Kelly is a former Marine who served in Iraq (bless him) and was apparently eager to have himself photographed in full military gear holding his automatic weapon to promote the event as well as his political virility, the point of which (I guess) was to show that we are still a country of frontiersmen who have the "right" to protect our family from "injuns," or "outlaws" from shooting up and stealing our homesteads out from under us in the wild, wild, west.

Come on folks. We are supposed to be civilized now -- there are no more frontiers, no more wild west.

There have been people who voice inflammatory comments but we are still a country of free speech and I agree with their right to say whatever they wish to say.
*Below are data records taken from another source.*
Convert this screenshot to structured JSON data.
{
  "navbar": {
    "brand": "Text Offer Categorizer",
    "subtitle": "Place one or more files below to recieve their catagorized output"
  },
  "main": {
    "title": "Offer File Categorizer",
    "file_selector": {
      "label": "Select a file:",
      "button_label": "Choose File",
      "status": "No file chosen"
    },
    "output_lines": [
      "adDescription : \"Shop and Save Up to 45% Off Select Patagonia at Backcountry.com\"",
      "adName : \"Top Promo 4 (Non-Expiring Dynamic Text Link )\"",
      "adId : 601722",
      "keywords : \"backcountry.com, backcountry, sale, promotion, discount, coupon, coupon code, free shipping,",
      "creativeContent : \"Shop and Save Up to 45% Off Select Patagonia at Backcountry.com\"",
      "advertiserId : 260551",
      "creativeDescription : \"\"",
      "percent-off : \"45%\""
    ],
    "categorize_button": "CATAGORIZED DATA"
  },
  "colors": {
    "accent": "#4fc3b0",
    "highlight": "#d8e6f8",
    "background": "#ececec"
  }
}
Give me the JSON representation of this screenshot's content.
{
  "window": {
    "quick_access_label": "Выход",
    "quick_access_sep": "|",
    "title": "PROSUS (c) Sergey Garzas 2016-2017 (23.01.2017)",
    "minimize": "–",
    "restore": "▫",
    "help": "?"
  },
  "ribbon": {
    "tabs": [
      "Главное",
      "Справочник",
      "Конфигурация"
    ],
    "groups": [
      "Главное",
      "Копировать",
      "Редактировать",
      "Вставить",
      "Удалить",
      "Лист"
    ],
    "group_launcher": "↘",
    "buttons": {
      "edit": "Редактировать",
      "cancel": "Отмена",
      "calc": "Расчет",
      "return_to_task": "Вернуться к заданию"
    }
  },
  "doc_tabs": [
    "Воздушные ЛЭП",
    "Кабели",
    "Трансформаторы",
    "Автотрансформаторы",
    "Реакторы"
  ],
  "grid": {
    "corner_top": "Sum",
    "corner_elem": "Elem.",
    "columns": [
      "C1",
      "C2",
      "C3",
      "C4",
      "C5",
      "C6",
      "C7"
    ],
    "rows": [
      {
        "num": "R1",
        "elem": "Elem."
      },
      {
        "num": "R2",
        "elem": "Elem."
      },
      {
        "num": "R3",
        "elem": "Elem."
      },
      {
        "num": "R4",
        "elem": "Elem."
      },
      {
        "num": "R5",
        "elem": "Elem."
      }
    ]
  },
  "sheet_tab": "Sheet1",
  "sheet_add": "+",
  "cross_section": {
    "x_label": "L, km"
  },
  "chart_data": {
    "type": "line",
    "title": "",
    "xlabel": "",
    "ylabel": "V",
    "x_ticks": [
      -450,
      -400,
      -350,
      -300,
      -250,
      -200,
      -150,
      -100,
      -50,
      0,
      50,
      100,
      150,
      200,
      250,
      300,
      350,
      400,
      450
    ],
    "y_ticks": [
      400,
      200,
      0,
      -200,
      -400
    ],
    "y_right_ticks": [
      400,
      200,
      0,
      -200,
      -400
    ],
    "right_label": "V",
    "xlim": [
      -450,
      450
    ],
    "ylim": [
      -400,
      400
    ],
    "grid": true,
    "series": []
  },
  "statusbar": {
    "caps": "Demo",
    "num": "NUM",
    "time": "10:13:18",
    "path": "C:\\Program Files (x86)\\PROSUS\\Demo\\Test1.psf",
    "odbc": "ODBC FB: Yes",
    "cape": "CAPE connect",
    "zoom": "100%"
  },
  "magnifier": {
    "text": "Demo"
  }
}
Palin's cross-hairs on the map is not the cause of this atrocity, but it feeds the zeitgeist which gives ideas to the mentally unstable and when the unbalanced can go out and buy a gun, the combination can be deadly and we have just seen.

Is that what people want? I think not. I think most people simply want their voices to be heard, their opinions to be considered just as Congresswoman Giffords was allowing them to do at the Safeway Market in Tucson. They have their issues with government -- yes, so do I.

We have a corrupt and incompetent congress that has been supported by greed as well as a lazy, ignorant citizenry. Of course we're angry. But it is the fault of every single one of us in this country that this tragic event even took place.

We not only encourage incivility on the cable news shows, we reward networks who air blood-curdling TV dramas and movies of such considerable violence, that even I, a grown woman, have to walk out of the theatre in disgust and nausea. Guns are wielded on every channel -- try flicking across the networks one evening during prime time and you will witness a gun -- being discharged against someone or being used as a threat against someone -- guns on TV are as common as tasteless advertisements.

Is this what we're about now? Our gun laws are ludicrous! Why does the average gun owner need assault rifles anyway? If most states do not allow them for game-hunting, then of what use are they? Why can't we exert some pressure (laws) on the people who sell guns willy-nilly at the gun/sports shows. I'm convinced police unions across the country would welcome having fewer assault weapons and high capacity ammunition clips available on the streets.

Now that our government representatives are threatening to carry firearms into our state and federal institutions, we will have reverted to a state of anarchy, brandishing fire-arms at the slightest accidental injustice: an altercation in a bar, a domestic argument, an unintended insult or a unrequited love affair. Anytime someone has a grudge, no matter how minor, we can always pull out our Glock 9mm and take our shot.

We, the leaders of the free world, have become a society of barbarians, with a tribal and neolithic mentality, ruled not by law but by the fastest draw.

To hell with political correctness. I am ashamed of us.

Sic transit gloria. Sic transit the United States of America.

Thursday, January 6, 2011

Fowl Down

No, I don't subscribe to the popular belief that we are facing Armageddon, but I am concerned. Where are the scientists who can solve this mysterious and frightening destruction of sea and sky life? It's happening all over the world, so it can't really be a result of the oil spill in our own Gulf, can it? Where are the great minds out there and why don't they come up with some reasonable theories?